“Forgiving does not erase the bitter past. A healed memory is not a deleted memory. Instead, forgiving what we cannot forget creates a new way to remember. We change the memory of our past into a hope for our future.”   ―     Lewis B. Smedes

This weekend I went to a multi-year class reunion.  It was great to see some people I haven’t seen in a really long time.  We revisited some crazy times we had and we talked about our lives now.  In the midst of all the fun, frivolity and pictures of our kids, I also had a few thoughts.

As most people on Planet Earth, there are things that happened in those years of teenage angst of which I’m not terribly proud.  Choices that weren’t wise. Decisions made for reasons that were not sound.  Following my broken heart instead of my head.  In true Dickens fashion, “It was the best of times; it was the worst of times.” 

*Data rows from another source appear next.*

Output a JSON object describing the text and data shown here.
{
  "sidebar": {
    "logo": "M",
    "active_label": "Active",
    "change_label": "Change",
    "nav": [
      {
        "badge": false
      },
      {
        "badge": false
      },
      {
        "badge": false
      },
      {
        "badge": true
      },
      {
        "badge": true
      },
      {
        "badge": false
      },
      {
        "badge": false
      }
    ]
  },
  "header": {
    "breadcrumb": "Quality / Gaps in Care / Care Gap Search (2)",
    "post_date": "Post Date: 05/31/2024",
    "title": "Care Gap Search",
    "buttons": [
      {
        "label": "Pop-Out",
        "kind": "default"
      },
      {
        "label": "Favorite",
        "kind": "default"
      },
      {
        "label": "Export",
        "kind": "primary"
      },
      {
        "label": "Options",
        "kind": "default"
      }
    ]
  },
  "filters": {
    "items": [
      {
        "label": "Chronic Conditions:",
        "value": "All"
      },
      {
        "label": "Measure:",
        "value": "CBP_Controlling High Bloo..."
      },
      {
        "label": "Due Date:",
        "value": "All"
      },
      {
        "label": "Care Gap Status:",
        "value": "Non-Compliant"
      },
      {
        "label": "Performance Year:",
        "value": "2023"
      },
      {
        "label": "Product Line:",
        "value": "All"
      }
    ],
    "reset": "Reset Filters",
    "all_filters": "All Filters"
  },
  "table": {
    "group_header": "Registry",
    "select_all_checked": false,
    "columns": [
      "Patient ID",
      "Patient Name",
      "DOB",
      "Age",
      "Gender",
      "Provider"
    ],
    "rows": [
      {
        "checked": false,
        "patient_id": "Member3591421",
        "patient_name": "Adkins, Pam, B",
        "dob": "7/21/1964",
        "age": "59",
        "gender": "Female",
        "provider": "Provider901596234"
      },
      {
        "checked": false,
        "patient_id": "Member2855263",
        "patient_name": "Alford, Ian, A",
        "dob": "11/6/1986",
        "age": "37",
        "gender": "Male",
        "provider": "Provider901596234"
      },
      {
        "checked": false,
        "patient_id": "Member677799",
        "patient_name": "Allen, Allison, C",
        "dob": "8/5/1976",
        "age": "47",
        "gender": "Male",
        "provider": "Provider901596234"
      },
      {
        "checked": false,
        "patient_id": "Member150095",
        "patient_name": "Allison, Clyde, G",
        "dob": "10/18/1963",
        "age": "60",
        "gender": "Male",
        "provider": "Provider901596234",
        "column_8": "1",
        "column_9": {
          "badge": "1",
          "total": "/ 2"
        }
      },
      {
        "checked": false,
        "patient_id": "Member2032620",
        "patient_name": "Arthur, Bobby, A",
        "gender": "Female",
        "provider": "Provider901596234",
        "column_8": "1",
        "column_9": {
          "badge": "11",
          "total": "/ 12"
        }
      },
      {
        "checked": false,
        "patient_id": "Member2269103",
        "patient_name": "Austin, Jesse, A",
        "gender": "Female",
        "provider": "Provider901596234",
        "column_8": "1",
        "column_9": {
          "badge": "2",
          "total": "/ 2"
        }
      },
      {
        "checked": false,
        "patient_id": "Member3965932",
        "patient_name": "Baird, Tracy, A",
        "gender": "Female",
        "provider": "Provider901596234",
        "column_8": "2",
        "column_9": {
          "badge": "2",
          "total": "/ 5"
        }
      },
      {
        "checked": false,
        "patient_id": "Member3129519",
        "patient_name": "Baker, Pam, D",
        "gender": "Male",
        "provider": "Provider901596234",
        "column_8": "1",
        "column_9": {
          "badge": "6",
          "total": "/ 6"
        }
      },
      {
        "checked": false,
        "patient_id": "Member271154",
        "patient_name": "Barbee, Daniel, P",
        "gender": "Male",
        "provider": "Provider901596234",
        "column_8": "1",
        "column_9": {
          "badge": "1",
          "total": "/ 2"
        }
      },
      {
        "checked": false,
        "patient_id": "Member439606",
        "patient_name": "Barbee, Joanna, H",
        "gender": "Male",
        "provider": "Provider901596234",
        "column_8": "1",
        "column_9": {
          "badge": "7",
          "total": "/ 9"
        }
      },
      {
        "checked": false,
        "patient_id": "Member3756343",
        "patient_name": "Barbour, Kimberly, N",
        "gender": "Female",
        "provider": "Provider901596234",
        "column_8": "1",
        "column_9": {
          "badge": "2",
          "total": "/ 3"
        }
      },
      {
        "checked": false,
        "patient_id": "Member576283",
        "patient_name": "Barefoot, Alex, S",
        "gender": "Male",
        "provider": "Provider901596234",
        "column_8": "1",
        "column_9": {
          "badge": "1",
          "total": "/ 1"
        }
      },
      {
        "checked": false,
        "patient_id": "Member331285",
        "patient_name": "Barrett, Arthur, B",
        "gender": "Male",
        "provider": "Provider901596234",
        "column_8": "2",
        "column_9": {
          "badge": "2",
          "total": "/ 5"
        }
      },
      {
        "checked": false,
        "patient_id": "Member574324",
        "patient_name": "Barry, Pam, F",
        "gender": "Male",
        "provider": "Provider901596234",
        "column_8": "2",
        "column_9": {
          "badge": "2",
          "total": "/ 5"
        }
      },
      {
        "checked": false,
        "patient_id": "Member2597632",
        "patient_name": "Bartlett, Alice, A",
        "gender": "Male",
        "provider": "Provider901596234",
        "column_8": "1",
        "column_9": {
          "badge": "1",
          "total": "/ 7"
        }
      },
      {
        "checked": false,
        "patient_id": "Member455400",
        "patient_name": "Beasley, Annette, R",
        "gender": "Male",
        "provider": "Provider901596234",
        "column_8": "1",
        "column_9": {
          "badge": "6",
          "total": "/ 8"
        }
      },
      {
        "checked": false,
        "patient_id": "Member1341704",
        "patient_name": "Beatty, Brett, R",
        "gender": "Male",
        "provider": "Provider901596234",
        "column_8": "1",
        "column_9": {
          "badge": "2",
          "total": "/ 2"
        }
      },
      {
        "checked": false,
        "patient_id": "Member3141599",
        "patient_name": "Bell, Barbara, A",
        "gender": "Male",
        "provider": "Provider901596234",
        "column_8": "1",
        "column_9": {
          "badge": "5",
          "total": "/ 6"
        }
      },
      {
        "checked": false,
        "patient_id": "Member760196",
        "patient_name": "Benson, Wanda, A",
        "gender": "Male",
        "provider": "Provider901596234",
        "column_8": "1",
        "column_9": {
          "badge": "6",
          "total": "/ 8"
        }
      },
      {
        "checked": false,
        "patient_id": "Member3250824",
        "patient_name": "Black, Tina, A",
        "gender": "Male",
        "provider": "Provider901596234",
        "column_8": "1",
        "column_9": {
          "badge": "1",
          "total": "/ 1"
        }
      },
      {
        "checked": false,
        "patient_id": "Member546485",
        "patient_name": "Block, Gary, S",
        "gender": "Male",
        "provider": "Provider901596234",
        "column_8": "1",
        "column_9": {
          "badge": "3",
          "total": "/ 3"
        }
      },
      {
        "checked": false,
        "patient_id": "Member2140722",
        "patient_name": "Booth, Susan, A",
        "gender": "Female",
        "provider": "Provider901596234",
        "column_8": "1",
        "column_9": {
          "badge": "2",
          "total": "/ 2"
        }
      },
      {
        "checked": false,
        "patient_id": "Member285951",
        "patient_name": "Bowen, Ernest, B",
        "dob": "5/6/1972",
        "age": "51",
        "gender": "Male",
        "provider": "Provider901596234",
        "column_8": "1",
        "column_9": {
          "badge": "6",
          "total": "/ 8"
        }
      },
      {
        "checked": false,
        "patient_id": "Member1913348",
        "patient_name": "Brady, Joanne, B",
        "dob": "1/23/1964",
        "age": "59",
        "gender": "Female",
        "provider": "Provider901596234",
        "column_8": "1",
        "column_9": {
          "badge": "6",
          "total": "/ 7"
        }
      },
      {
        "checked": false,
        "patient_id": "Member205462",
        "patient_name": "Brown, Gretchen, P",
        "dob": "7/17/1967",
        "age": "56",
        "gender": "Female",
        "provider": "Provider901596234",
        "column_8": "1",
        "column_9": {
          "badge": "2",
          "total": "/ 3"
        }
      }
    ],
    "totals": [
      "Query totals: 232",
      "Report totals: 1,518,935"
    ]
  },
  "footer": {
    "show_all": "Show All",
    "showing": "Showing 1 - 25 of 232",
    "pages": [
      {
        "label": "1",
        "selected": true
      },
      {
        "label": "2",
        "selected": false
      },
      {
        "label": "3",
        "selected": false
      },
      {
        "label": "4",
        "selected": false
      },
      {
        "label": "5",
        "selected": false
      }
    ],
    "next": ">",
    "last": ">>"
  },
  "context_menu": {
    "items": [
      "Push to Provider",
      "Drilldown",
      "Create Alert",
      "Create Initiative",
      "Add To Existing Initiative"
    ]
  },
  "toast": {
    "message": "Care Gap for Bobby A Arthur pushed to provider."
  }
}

For a long time, I just pushed those experiences out of my consciousness.  I’d “moved on” and “grown up.”  That is… until my sweet daughter started high school… at the same exact high school I attended.  (Who says God doesn’t have a sense of humor?)  There was just something about walking through those doors that brought so much of those years back.  The things that I pushed aside.   The things I’d rather not think about. 

So… what is a reasonably functional adult to do when faced with the Ghosts of Teenage Past?  Since the whole kicking myself for being stupid thing wasn’t really working, I’ve decided to take a different tack, forgiveness.    Instead of viewing myself as a moron, I’ve decided to use a different filter and realize that I was just a dumb kid trying to find her way through a lot of issues that were so much bigger than anything she could have even begun to fathom on her own.  Does it excuse bad behavior or erase my responsibility?  No, but it allows me to be kinder. 

Forgiveness isn’t just about forgiving others for the stuff that they do to us.  I’m learning that’s it’s also forgiving ourselves for the bonehead things we do to ourselves.  Can we really and truly accept the grace of God if we can’t let go of our mistakes?  If God is willing to cast our sin into the sea of forgetfulness, why are we so willing to keep fishing that stuff back out?

I can’t change what happened or take back decisions that I made.  I can, however, learn the lessons and move forward.  Maybe being a little more understanding of another teenager who is walking the same halls I did and helping her make the good decisions I missed.